Stephen Wilde
September 27, 2011 4:27 am

Here I agree with Bob Tisdale as regards the ENSO effect on periods up to about 60 years. I really do not see any tendency for La Nina to be dominant when the solar cycles are at maximum.
There is a reason why Erl might think it necessary. La Nina represents a witholding of energy by the oceans so ocean heat content should increase and indeed ocean heat content did increase whilst the sun was active in the late 20th century. However we also had a run of strong El Ninos during that period so another explanation is needed.
I prefer the view that the poleward shift of the surface air pressure systems allowed more solar energy into the oceans than was lost even by that strong run of El Ninos.
In addition it remains necessary to explain the upward stepping from one positive phase of the Pacific Multidecadal Oscillation (not PDO) to the next and it is there that Erl’s work could be useful.
Unfortunately neither Bob nor Erl seems to be looking at the global climate cycling from MWP to LIA to date let alone the Roman Warm Period and the Dark Ages.
If one were to integrate Erl’s work on the upper atmosphere with Bob’s work on ENSO variability but extend both to a peak to peak timescale of 1000 years then that could be progress but to produce the stratospheric temperature changes actually observed plus the observed effect on the surface air pressure distribution Erl (IMHO) would need to abandon the consensus view and embrace a reversed sign temperature effect in the atmosphere above the tropopause.
The two main problems for Erl are as foillows:
i) The stratosphere cooled when the sun was more active.
ii) The ocean heat content increased despite strong El Ninos whilst the sun was more active.
A workable hypothesis must deal with both those problems AND fit all other observations including the observed latitudinal jet stream shifting, the declining cloudiness and albedo during the late 20th century and the subsequent recovery, the stalling of the rise in global tropospheric temperatures to point up just a few.

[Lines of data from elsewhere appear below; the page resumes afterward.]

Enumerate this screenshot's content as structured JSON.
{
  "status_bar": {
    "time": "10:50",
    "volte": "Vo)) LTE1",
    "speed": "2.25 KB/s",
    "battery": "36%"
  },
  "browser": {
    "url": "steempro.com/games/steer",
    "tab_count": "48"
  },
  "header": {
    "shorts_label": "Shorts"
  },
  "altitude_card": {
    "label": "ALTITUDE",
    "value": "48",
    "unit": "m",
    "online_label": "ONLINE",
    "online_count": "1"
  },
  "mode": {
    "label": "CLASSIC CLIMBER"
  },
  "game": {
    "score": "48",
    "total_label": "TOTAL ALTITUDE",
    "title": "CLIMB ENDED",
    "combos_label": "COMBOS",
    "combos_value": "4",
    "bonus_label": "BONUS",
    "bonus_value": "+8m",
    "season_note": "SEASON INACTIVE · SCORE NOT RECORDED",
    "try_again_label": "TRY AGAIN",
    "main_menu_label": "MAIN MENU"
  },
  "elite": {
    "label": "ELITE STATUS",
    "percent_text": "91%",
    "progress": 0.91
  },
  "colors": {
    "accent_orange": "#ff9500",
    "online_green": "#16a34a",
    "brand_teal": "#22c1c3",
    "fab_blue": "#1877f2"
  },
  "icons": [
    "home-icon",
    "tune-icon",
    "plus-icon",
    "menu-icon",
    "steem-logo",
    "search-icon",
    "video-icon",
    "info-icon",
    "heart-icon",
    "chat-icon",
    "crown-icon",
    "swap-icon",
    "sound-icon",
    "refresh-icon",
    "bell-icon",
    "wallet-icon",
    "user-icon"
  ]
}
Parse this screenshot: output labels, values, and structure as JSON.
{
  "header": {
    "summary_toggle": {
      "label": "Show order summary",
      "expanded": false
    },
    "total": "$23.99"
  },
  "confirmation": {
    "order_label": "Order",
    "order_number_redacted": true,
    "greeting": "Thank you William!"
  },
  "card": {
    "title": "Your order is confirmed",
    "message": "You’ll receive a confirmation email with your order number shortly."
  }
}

Editor
September 27, 2011 5:57 am

Stephen Wilde says: “Unfortunately neither Bob nor Erl seems to be looking at the global climate cycling from MWP to LIA to date let alone the Roman Warm Period and the Dark Ages.”
And you continued, “If one were to integrate Erl’s work on the upper atmosphere with Bob’s work on ENSO variability but extend both to a peak to peak timescale of 1000 years then that could be progress but to produce the stratospheric temperature changes actually observed plus the observed effect on the surface air pressure distribution Erl (IMHO) would need to abandon the consensus view and embrace a reversed sign temperature effect in the atmosphere above the tropopause.”
You well aware that there’s no reliable data to use, so there’s no reason that you should continue to raise this topic and attempt to make Erl and I appear to be negligent in our research..

October 11, 2011 11:31 am

What does it mean? It means that we (Earth) and all the sun heliosphere are experiening a condensed version. Like you take spun cotton candy and squeeze it, it becomes more compact. Taking that a little further this condensed version of Sol’s heliosphere would mean that the compact form is just this little ball surrounding Sol, baring Jupiter, etc., to the cosmic (truly cosmic) wind.
It means this happens periodically as we humans ‘discover’ things like quasicrystals (already long discovered but ‘forgotten’ as to meaning), the ‘discovery’ of Mars supersaturated atmosphere due to this pressurizing event (not to the lack of dust particles for the water vapor to settle out on), and other endless ‘discoveries’ that are not discoveries at all, just repeating events which our past selves may have witnessed with more understanding than we are evidencing.
A clearer eye is needed to avoid hubris.

%d bloggers like this: